A New Approach to Clinical Trials
This is a thoughtful editorial from the Journal of Clinical Oncology about a different approach to clinical trials. Our current system of Phase I, II, and III trials for cancer agents was developed in the 1960s and has worked out pretty well. However, progress (blesssedly) has been made, and research continues to directions that could not have been imagined fifty years ago. The suggestion here is that the development of targeted therapies needs to be considered and tested in a different way. Here is the beginning and then a link to read more:
Cracking Open Window of Opportunity Trials
Kevin Kalinsky and Dawn L. Hershman, Columbia University Medical Center, New York, NY
Despite an increase in investment, only one in every 10 new molecular therapeutic agents that enters clinical development receives US Food and Drug Administration approval.1 The sequential phase I/II/III model that was developed in the 1960s for cytotoxic chemotherapy2 remains a common pathway for drug development, with anticancer agents often being investigated in metastatic disease before operable disease.
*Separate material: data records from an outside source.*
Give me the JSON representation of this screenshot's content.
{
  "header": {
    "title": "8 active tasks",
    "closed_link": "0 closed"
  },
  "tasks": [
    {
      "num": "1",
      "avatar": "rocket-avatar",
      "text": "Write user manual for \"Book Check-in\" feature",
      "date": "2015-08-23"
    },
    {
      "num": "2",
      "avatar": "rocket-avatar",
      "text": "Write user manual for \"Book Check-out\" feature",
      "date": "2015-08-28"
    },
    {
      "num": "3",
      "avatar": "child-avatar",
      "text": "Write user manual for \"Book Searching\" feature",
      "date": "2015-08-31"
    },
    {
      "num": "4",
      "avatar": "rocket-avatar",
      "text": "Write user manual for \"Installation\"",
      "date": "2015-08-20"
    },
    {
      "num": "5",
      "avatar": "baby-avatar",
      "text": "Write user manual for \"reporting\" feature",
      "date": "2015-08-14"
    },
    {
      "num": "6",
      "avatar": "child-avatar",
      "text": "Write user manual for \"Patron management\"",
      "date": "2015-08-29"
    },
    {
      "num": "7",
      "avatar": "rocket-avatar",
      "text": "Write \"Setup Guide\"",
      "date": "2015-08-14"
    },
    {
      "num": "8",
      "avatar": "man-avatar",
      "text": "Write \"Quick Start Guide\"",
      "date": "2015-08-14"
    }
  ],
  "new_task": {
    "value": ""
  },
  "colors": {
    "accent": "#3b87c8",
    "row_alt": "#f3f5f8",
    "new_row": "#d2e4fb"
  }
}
However, with many new targeted therapies, there are limitations in measuring response
by traditional methods, such as response rate defined by RECIST criteria, which may lead to erroneous conclusions about a drug's benefit. Evaluating molecular end points can be hindered by difficulties in procuring tumor tissue before and after drug administration and by heterogeneity in previous exposure to cancer therapies. A method to circumvent this issue is to assess novel agents in presurgical (window of opportunity or phase 0) trials. In this model, women with newly diagnosed breast cancer, for instance, receive a study drug between the diagnostic breast biopsy and planned surgical resection. The goals of these trials include evaluation of target modulation after drug exposure and pharmacokinetic assessment of a potential anticancer agent. This is in comparison to neoadjuvant trials, in which an investigational agent iscommonlygiven preoperatively along with cytotoxicchemotherapy or hormonal therapy for a longer period of time than in a presurgical trial, and the primary end point is often, but not always, pathologic or clinical response. The ultimate hope is that presurgical studies can expedite the drug development process by improving the understanding of an agent's biologic effect early in its development, validating markers that may predict subsets of patients who will benefit, and targeting select patients in subsequent clinical trials that are powered to detect changes in clinical outcome.